- Big Name Fan – Ken Lee, who runs a fan site that Liz is very fond of. He interviewed Liz twice, and sent her a list of what songs she should include on the upcoming Girlysound disc. She almost entirely used it.
- Broken Base - Those who only like her indie phase, those who only like her pop-rock phase, and those who like both.
- "Bollywood." Naturally, there are people who hate Liz's odd foray into hip-hop. Others find it a clever and witty song about how she became a scorer.
- Critical Dissonance - Liz Phair made her a piñata for critics, but "Why Can't I?", the album's lead single, gave Liz her only Top 40 hit to date. Oddly subverted, considering that it's popular with people who aren't/weren't familiar with her indie queen past.
- Some critics, after her follow-up album Somebody's Miracle was released, went on to say that Liz Phair was undeserving of its enormous critical backlash.
- Crosses the Line Twice – "White Babies", which is about the protagonist getting someone to bring her white babies from the black market.
- Crowning Moment of Funny:
Ken (the interviewer): For the record, when I first heard "U Hate It", I immediately thought of Chicago critic Jim DeRogatis.
Liz: Well I am absolutely positively 500% sure he does, in fact, hate it.
- We can't find out though, because DeRogatis never reviewed the album...
- Also this:
I keep threatening to do "Bollywood" in between songs, if something goes wrong with the equipment or if the guys are busy behind me. Then I’d be, like, "I was trippin’ lookin’ at my port-foh-lee-ah …" Half because it would make people laugh and half because for people who can’t handle that sound, they’ll be like, "(Gasp), She isn’t!"
- Crowning Music of Awesome - Exile in Guyville didn't get mounds of critical praise for nothing. whitechocolatespaceegg is awesome too.
- Ear Worm
- Everytime I see your face, I think of things unpure, unchaste. I want to fuck you like a dog. I'll take you home and make you like it.
- Fuck and run! Fuck and run! Even when I was se-ven-teen.
- Give it to me, don't give it away!
- Gimme your hot white cum~
- Let's smoke all night!
- Wanna take a look? Take a look.
- He's got a really big tongue. It rolls waaaaaaaaaaaaaay out.
- I AM EXTRAORDINARY, IF YOU EVER GET TO KNOW ME!
- I am just your ordinary average everyday sane psycho supergoddess.
- Why can't I breathe whenever I think about you?
- "Do you wanna be a polyester bride?"
- Johnny Feelgood, Johnny Right On...
- Oh baby, know what you're like?
- You're like my favorite underwear! It just feels right, you know it.
- If you asked me why I lie to you...
- The six dick pimp is just doing his job...

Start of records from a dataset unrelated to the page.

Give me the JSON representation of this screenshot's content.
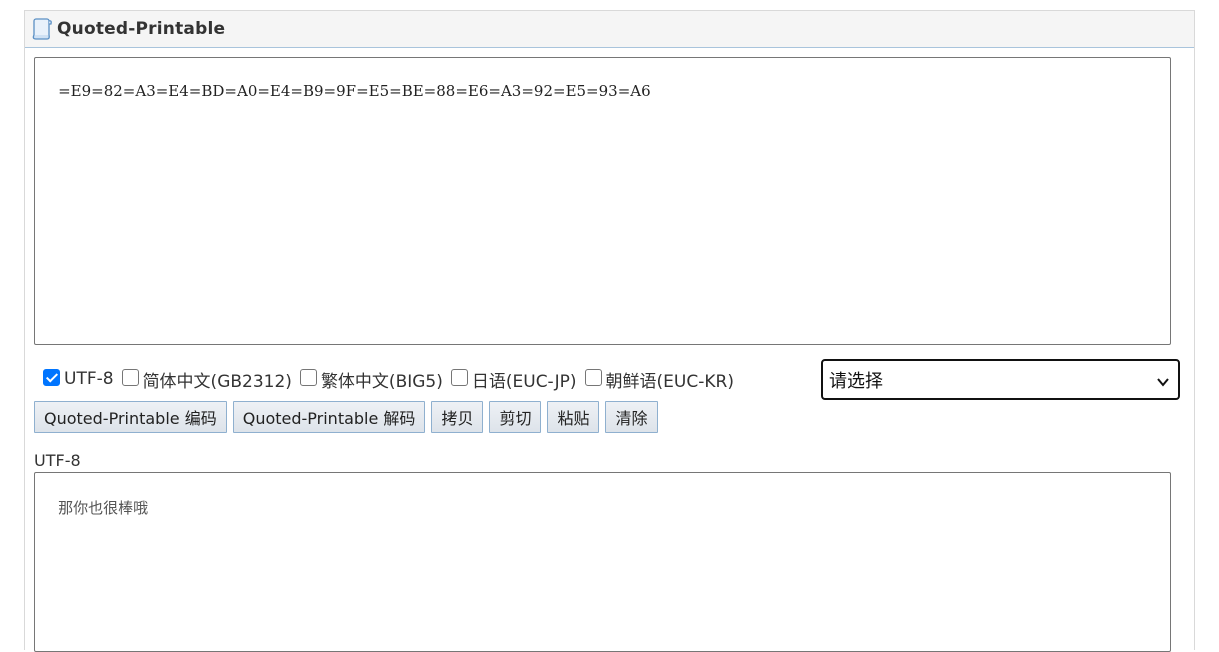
{
  "header": {
    "title": "Quoted-Printable",
    "icon": "scroll-icon"
  },
  "input": {
    "value": "=E9=82=A3=E4=BD=A0=E4=B9=9F=E5=BE=88=E6=A3=92=E5=93=A6"
  },
  "charsets": [
    {
      "label": "UTF-8",
      "checked": true
    },
    {
      "label": "简体中文(GB2312)",
      "checked": false
    },
    {
      "label": "繁体中文(BIG5)",
      "checked": false
    },
    {
      "label": "日语(EUC-JP)",
      "checked": false
    },
    {
      "label": "朝鲜语(EUC-KR)",
      "checked": false
    }
  ],
  "select": {
    "value": "请选择"
  },
  "buttons": {
    "encode": "Quoted-Printable 编码",
    "decode": "Quoted-Printable 解码",
    "copy": "拷贝",
    "cut": "剪切",
    "paste": "粘贴",
    "clear": "清除"
  },
  "output": {
    "label": "UTF-8",
    "value": "那你也很棒哦"
  },
  "colors": {
    "accent": "#0075ff",
    "button_border": "#8fb0cf",
    "header_border": "#a9c4dc"
  }
}
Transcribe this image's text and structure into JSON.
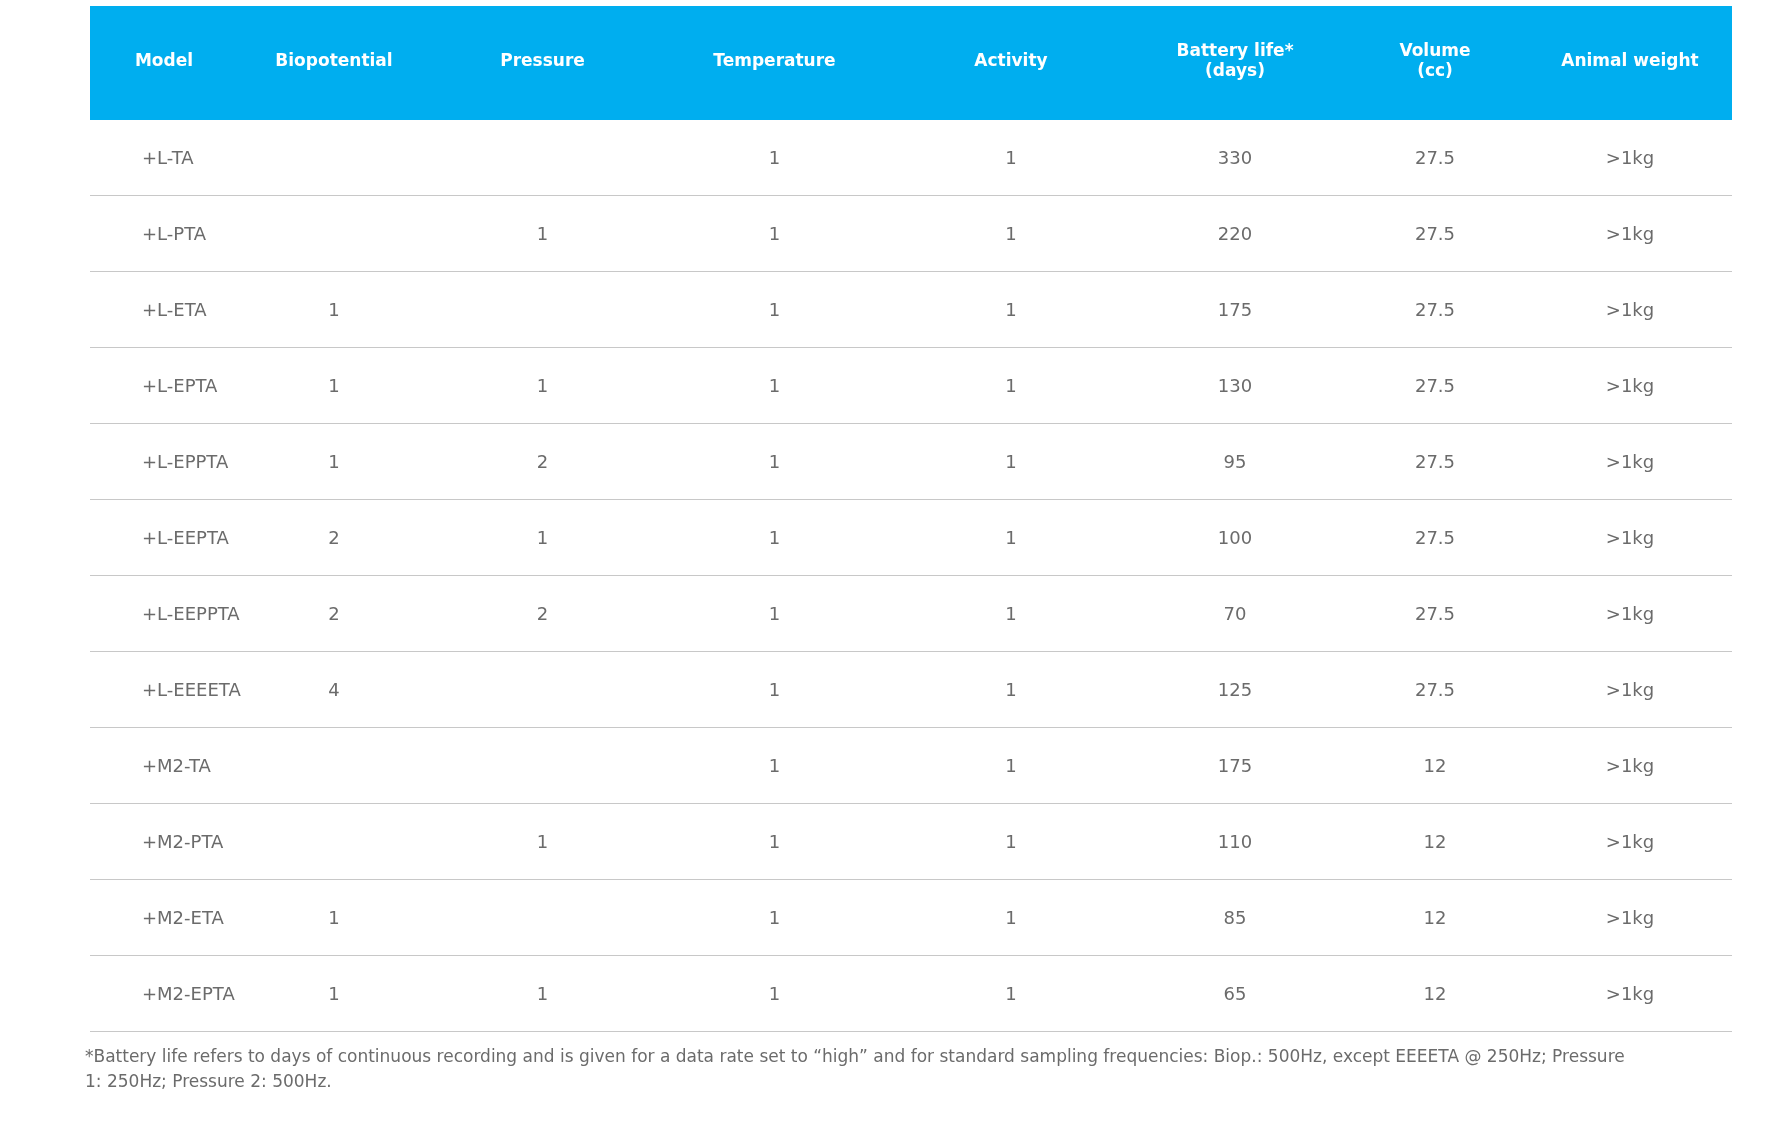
{
  "table": {
    "columns": [
      "Model",
      "Biopotential",
      "Pressure",
      "Temperature",
      "Activity",
      "Battery life*\n(days)",
      "Volume\n(cc)",
      "Animal weight"
    ],
    "rows": [
      {
        "cells": [
          "+L-TA",
          null,
          null,
          "1",
          "1",
          "330",
          "27.5",
          ">1kg"
        ]
      },
      {
        "cells": [
          "+L-PTA",
          null,
          "1",
          "1",
          "1",
          "220",
          "27.5",
          ">1kg"
        ]
      },
      {
        "cells": [
          "+L-ETA",
          "1",
          null,
          "1",
          "1",
          "175",
          "27.5",
          ">1kg"
        ]
      },
      {
        "cells": [
          "+L-EPTA",
          "1",
          "1",
          "1",
          "1",
          "130",
          "27.5",
          ">1kg"
        ]
      },
      {
        "cells": [
          "+L-EPPTA",
          "1",
          "2",
          "1",
          "1",
          "95",
          "27.5",
          ">1kg"
        ]
      },
      {
        "cells": [
          "+L-EEPTA",
          "2",
          "1",
          "1",
          "1",
          "100",
          "27.5",
          ">1kg"
        ]
      },
      {
        "cells": [
          "+L-EEPPTA",
          "2",
          "2",
          "1",
          "1",
          "70",
          "27.5",
          ">1kg"
        ]
      },
      {
        "cells": [
          "+L-EEEETA",
          "4",
          null,
          "1",
          "1",
          "125",
          "27.5",
          ">1kg"
        ]
      },
      {
        "cells": [
          "+M2-TA",
          null,
          null,
          "1",
          "1",
          "175",
          "12",
          ">1kg"
        ]
      },
      {
        "cells": [
          "+M2-PTA",
          null,
          "1",
          "1",
          "1",
          "110",
          "12",
          ">1kg"
        ]
      },
      {
        "cells": [
          "+M2-ETA",
          "1",
          null,
          "1",
          "1",
          "85",
          "12",
          ">1kg"
        ]
      },
      {
        "cells": [
          "+M2-EPTA",
          "1",
          "1",
          "1",
          "1",
          "65",
          "12",
          ">1kg"
        ]
      }
    ]
  },
  "footnote": "*Battery life refers to days of continuous recording and is given for a data rate set to “high” and for standard sampling frequencies: Biop.: 500Hz, except EEEETA @ 250Hz; Pressure 1: 250Hz; Pressure 2: 500Hz."
}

- Baby, baby, baby, if it's al-riiiiight,
- Want you to ROCK ME AAAAAAAAAALL NIGHT!
- IIIIIIIIIIIIIIIIIIIIIIIIIIIIIIIIIIIIIIIIII never said nothing!
- 'Cause you're a human supernova...
- Fan Dumb - Let's just say that "fans" conveniently forget that whitechocolatespaceegg is also a form of pop.
- First Album Wins
- Mis-blamed - Matador Records dumped Liz onto Capitol Records, who wouldn't give her money to record an album unless she worked with mainstream producers and made a pop album. Despite this, "fans" still whine about how she willingly and completely "sold out."
- Needs More Love - If you were to look at Liz Phair & Somebody's Miracle for what they are instead of what they "should" be, then they are in dire need of being appreciated & loved.
- Painful Rhyme - In "U Hate It":
Uh oh, I think I'm a genius
Uh oh, you're being a penis note
- Sophomore Slump - Whip-Smart wasn't as critically acclaimed as Exile in Guyville.
- Tear Jerker
- They Changed It, Now It Sucks - Pretty much every post-Exile in Guyville album, but 2003's blatantly, unapologetically commercial Liz Phair especially alienated her established fanbase.
- Tough Act to Follow - After Exile in Guyville, critics certainly think so.
- What the Hell, Casting Agency? – Liz, known for singing songs about fellatio and sexual promiscuity, appeared on The Body Rocks, an album about teaching bodily functions to kids. She was asked to perform by her friend and main driving force of the album Doc Dauer, though. She's not a stranger to singing about bodily functions either.